◆ AIM OF THE TASK ◆
The answer must consist of each line below that contains the string "Khyber".

─── DATA IN THIS EXERCISE ───

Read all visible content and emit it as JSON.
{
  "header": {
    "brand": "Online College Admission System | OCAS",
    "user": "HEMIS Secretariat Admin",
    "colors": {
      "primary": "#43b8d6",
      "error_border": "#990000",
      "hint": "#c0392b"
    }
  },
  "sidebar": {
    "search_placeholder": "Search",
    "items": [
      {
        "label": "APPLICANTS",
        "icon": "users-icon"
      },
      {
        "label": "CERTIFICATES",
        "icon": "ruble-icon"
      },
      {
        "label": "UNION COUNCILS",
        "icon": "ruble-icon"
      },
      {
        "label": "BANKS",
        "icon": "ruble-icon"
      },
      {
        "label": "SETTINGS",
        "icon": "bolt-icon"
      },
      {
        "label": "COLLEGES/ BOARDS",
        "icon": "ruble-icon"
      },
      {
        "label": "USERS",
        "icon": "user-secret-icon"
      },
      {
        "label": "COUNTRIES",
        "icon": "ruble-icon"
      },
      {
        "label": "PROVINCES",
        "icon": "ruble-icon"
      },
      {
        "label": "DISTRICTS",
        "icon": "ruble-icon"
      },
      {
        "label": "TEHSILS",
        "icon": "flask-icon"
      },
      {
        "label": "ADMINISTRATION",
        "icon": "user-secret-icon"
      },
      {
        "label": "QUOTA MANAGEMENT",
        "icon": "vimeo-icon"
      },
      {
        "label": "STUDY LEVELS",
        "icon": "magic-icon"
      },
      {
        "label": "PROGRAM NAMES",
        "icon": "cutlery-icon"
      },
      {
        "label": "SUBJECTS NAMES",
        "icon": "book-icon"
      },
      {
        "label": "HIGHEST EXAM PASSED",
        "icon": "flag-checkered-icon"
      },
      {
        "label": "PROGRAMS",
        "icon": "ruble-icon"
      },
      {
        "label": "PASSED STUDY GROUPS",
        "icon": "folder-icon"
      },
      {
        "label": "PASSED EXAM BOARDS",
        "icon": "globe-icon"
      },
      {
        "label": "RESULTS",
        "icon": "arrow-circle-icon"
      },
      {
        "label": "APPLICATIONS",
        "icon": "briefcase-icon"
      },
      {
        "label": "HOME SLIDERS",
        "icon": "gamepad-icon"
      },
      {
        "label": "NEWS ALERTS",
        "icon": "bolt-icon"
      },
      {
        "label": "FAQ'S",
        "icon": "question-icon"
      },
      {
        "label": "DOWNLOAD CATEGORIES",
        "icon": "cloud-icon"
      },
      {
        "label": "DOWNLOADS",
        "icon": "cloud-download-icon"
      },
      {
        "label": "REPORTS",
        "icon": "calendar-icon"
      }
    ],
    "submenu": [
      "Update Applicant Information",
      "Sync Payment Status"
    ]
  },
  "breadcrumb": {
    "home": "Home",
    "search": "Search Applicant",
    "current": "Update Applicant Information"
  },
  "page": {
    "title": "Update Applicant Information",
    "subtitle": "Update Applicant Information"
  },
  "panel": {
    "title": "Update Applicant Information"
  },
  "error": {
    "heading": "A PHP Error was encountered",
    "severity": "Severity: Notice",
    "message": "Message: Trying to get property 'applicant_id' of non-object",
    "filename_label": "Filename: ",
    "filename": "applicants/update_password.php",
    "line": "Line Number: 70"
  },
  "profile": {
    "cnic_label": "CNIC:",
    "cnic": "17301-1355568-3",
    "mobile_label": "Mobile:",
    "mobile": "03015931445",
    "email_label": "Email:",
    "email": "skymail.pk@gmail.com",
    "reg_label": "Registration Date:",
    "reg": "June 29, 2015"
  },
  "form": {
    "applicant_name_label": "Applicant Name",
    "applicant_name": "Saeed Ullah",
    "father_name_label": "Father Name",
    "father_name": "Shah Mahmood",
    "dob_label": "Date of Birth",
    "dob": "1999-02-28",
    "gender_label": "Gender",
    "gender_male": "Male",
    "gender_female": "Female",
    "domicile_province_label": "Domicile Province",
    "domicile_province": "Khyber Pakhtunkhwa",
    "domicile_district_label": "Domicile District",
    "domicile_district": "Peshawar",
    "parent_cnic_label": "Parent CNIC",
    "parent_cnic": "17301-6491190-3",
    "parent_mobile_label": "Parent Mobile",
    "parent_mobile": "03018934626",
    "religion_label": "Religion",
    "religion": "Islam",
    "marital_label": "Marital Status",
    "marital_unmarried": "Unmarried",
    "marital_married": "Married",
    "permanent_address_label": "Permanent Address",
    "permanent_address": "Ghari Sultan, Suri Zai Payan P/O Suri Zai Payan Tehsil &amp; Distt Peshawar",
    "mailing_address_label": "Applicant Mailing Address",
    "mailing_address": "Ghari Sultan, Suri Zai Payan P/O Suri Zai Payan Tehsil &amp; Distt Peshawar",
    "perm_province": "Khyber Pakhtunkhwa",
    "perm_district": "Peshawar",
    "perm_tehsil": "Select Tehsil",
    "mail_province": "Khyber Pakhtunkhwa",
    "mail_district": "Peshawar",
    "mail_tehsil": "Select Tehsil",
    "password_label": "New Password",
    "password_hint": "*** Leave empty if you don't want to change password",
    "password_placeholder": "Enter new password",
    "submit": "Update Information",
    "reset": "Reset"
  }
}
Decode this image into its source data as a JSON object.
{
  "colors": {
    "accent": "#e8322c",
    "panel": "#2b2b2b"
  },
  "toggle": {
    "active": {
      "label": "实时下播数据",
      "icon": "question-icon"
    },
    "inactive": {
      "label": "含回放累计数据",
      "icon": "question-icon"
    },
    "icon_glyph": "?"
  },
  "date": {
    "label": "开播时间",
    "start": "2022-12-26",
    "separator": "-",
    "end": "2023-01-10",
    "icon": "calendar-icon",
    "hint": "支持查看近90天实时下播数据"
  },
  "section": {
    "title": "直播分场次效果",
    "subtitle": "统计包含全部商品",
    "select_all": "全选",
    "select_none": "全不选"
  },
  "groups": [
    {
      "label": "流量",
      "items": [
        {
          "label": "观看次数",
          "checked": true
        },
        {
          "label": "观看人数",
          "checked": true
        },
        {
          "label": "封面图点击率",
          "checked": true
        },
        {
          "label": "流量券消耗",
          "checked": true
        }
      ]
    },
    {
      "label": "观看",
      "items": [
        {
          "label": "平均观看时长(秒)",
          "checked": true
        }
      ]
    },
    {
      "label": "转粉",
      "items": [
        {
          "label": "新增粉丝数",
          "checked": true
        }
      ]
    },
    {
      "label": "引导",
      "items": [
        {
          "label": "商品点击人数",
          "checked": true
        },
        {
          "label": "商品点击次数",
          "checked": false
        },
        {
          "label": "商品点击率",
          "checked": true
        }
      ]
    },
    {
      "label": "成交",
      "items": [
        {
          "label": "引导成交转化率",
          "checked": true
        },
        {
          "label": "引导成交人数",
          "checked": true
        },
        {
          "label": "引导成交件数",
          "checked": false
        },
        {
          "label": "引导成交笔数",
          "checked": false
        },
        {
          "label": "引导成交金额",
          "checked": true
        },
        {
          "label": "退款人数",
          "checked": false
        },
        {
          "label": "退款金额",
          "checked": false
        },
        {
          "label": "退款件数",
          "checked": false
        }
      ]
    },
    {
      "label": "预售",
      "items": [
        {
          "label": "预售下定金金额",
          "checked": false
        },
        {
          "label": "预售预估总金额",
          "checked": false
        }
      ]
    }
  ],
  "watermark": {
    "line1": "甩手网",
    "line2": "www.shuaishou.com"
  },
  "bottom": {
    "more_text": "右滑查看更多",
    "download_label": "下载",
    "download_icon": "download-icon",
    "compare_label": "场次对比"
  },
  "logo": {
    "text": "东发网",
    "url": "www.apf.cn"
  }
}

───

◆ EXERCISE RESULT ◆
    "domicile_province": "Khyber Pakhtunkhwa",
    "perm_province": "Khyber Pakhtunkhwa",
    "mail_province": "Khyber Pakhtunkhwa",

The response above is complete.